<<<<
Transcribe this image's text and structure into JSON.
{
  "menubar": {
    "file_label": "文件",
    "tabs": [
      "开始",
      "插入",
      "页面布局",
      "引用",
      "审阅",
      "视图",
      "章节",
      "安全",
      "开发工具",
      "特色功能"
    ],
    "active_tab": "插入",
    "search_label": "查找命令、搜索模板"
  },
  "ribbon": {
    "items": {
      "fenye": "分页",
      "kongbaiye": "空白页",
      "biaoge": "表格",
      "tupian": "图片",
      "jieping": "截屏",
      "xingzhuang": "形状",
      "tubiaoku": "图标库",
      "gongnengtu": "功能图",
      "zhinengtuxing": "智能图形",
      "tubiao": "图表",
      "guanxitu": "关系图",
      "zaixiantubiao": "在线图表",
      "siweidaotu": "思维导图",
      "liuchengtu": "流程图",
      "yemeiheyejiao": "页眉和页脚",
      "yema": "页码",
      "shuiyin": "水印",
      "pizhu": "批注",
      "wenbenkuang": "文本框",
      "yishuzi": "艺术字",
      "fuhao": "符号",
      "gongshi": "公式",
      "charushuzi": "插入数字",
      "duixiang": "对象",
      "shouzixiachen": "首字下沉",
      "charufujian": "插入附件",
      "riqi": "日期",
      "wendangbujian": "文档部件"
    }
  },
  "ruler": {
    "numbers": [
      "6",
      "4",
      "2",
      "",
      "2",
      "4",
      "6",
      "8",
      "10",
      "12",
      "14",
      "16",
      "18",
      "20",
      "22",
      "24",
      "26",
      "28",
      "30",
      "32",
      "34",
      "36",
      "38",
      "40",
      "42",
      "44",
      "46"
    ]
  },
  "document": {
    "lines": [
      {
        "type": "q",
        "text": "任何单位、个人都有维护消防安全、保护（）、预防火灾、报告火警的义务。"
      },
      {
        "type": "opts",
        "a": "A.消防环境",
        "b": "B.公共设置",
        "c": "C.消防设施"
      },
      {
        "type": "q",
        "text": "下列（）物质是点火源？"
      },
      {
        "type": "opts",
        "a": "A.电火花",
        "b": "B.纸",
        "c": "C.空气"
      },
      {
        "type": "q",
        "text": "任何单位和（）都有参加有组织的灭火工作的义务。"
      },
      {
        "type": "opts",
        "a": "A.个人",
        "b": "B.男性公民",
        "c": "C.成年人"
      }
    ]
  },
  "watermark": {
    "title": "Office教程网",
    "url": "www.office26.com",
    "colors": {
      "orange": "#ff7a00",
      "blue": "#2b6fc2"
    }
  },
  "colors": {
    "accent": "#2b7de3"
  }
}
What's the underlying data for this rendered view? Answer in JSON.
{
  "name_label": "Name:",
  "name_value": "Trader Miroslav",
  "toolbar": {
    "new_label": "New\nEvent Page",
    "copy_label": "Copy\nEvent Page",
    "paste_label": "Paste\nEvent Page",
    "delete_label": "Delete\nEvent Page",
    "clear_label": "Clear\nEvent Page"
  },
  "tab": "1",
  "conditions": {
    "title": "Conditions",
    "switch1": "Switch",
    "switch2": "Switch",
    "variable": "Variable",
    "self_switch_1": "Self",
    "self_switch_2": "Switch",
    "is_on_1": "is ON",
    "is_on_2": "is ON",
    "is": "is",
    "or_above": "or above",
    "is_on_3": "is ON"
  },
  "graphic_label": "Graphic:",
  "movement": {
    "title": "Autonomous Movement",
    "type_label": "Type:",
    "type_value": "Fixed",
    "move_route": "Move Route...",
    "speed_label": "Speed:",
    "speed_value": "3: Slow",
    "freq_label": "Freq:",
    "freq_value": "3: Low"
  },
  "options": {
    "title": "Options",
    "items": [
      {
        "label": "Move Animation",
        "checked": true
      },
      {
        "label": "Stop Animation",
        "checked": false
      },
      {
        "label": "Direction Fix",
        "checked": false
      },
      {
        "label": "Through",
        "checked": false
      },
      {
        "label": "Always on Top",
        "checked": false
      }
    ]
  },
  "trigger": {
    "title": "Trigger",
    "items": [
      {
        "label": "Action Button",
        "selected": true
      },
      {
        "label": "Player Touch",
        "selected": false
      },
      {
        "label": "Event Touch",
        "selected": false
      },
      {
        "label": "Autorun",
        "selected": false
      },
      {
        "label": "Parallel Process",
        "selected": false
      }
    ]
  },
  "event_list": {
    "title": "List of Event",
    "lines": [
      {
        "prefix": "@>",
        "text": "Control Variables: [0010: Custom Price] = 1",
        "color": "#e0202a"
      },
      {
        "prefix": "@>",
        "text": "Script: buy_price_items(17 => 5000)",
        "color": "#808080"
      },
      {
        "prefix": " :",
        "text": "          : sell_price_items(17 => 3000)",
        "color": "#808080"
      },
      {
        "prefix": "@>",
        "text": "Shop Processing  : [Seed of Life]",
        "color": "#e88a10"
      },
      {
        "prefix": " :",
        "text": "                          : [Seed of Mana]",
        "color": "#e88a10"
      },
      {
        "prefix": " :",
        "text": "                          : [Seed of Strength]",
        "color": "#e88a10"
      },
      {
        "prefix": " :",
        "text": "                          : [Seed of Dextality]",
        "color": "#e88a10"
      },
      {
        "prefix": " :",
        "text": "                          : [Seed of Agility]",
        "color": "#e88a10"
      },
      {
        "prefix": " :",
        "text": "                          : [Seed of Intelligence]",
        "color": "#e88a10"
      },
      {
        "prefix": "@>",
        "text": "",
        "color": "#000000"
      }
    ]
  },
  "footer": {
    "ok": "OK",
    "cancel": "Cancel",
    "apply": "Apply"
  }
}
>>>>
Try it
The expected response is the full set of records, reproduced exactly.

Solution
Transcribe this image's text and structure into JSON.
{
  "menubar": {
    "file_label": "文件",
    "tabs": [
      "开始",
      "插入",
      "页面布局",
      "引用",
      "审阅",
      "视图",
      "章节",
      "安全",
      "开发工具",
      "特色功能"
    ],
    "active_tab": "插入",
    "search_label": "查找命令、搜索模板"
  },
  "ribbon": {
    "items": {
      "fenye": "分页",
      "kongbaiye": "空白页",
      "biaoge": "表格",
      "tupian": "图片",
      "jieping": "截屏",
      "xingzhuang": "形状",
      "tubiaoku": "图标库",
      "gongnengtu": "功能图",
      "zhinengtuxing": "智能图形",
      "tubiao": "图表",
      "guanxitu": "关系图",
      "zaixiantubiao": "在线图表",
      "siweidaotu": "思维导图",
      "liuchengtu": "流程图",
      "yemeiheyejiao": "页眉和页脚",
      "yema": "页码",
      "shuiyin": "水印",
      "pizhu": "批注",
      "wenbenkuang": "文本框",
      "yishuzi": "艺术字",
      "fuhao": "符号",
      "gongshi": "公式",
      "charushuzi": "插入数字",
      "duixiang": "对象",
      "shouzixiachen": "首字下沉",
      "charufujian": "插入附件",
      "riqi": "日期",
      "wendangbujian": "文档部件"
    }
  },
  "ruler": {
    "numbers": [
      "6",
      "4",
      "2",
      "",
      "2",
      "4",
      "6",
      "8",
      "10",
      "12",
      "14",
      "16",
      "18",
      "20",
      "22",
      "24",
      "26",
      "28",
      "30",
      "32",
      "34",
      "36",
      "38",
      "40",
      "42",
      "44",
      "46"
    ]
  },
  "document": {
    "lines": [
      {
        "type": "q",
        "text": "任何单位、个人都有维护消防安全、保护（）、预防火灾、报告火警的义务。"
      },
      {
        "type": "opts",
        "a": "A.消防环境",
        "b": "B.公共设置",
        "c": "C.消防设施"
      },
      {
        "type": "q",
        "text": "下列（）物质是点火源？"
      },
      {
        "type": "opts",
        "a": "A.电火花",
        "b": "B.纸",
        "c": "C.空气"
      },
      {
        "type": "q",
        "text": "任何单位和（）都有参加有组织的灭火工作的义务。"
      },
      {
        "type": "opts",
        "a": "A.个人",
        "b": "B.男性公民",
        "c": "C.成年人"
      }
    ]
  },
  "watermark": {
    "title": "Office教程网",
    "url": "www.office26.com",
    "colors": {
      "orange": "#ff7a00",
      "blue": "#2b6fc2"
    }
  },
  "colors": {
    "accent": "#2b7de3"
  }
}
What's the underlying data for this rendered view? Answer in JSON.
{
  "name_label": "Name:",
  "name_value": "Trader Miroslav",
  "toolbar": {
    "new_label": "New\nEvent Page",
    "copy_label": "Copy\nEvent Page",
    "paste_label": "Paste\nEvent Page",
    "delete_label": "Delete\nEvent Page",
    "clear_label": "Clear\nEvent Page"
  },
  "tab": "1",
  "conditions": {
    "title": "Conditions",
    "switch1": "Switch",
    "switch2": "Switch",
    "variable": "Variable",
    "self_switch_1": "Self",
    "self_switch_2": "Switch",
    "is_on_1": "is ON",
    "is_on_2": "is ON",
    "is": "is",
    "or_above": "or above",
    "is_on_3": "is ON"
  },
  "graphic_label": "Graphic:",
  "movement": {
    "title": "Autonomous Movement",
    "type_label": "Type:",
    "type_value": "Fixed",
    "move_route": "Move Route...",
    "speed_label": "Speed:",
    "speed_value": "3: Slow",
    "freq_label": "Freq:",
    "freq_value": "3: Low"
  },
  "options": {
    "title": "Options",
    "items": [
      {
        "label": "Move Animation",
        "checked": true
      },
      {
        "label": "Stop Animation",
        "checked": false
      },
      {
        "label": "Direction Fix",
        "checked": false
      },
      {
        "label": "Through",
        "checked": false
      },
      {
        "label": "Always on Top",
        "checked": false
      }
    ]
  },
  "trigger": {
    "title": "Trigger",
    "items": [
      {
        "label": "Action Button",
        "selected": true
      },
      {
        "label": "Player Touch",
        "selected": false
      },
      {
        "label": "Event Touch",
        "selected": false
      },
      {
        "label": "Autorun",
        "selected": false
      },
      {
        "label": "Parallel Process",
        "selected": false
      }
    ]
  },
  "event_list": {
    "title": "List of Event",
    "lines": [
      {
        "prefix": "@>",
        "text": "Control Variables: [0010: Custom Price] = 1",
        "color": "#e0202a"
      },
      {
        "prefix": "@>",
        "text": "Script: buy_price_items(17 => 5000)",
        "color": "#808080"
      },
      {
        "prefix": " :",
        "text": "          : sell_price_items(17 => 3000)",
        "color": "#808080"
      },
      {
        "prefix": "@>",
        "text": "Shop Processing  : [Seed of Life]",
        "color": "#e88a10"
      },
      {
        "prefix": " :",
        "text": "                          : [Seed of Mana]",
        "color": "#e88a10"
      },
      {
        "prefix": " :",
        "text": "                          : [Seed of Strength]",
        "color": "#e88a10"
      },
      {
        "prefix": " :",
        "text": "                          : [Seed of Dextality]",
        "color": "#e88a10"
      },
      {
        "prefix": " :",
        "text": "                          : [Seed of Agility]",
        "color": "#e88a10"
      },
      {
        "prefix": " :",
        "text": "                          : [Seed of Intelligence]",
        "color": "#e88a10"
      },
      {
        "prefix": "@>",
        "text": "",
        "color": "#000000"
      }
    ]
  },
  "footer": {
    "ok": "OK",
    "cancel": "Cancel",
    "apply": "Apply"
  }
}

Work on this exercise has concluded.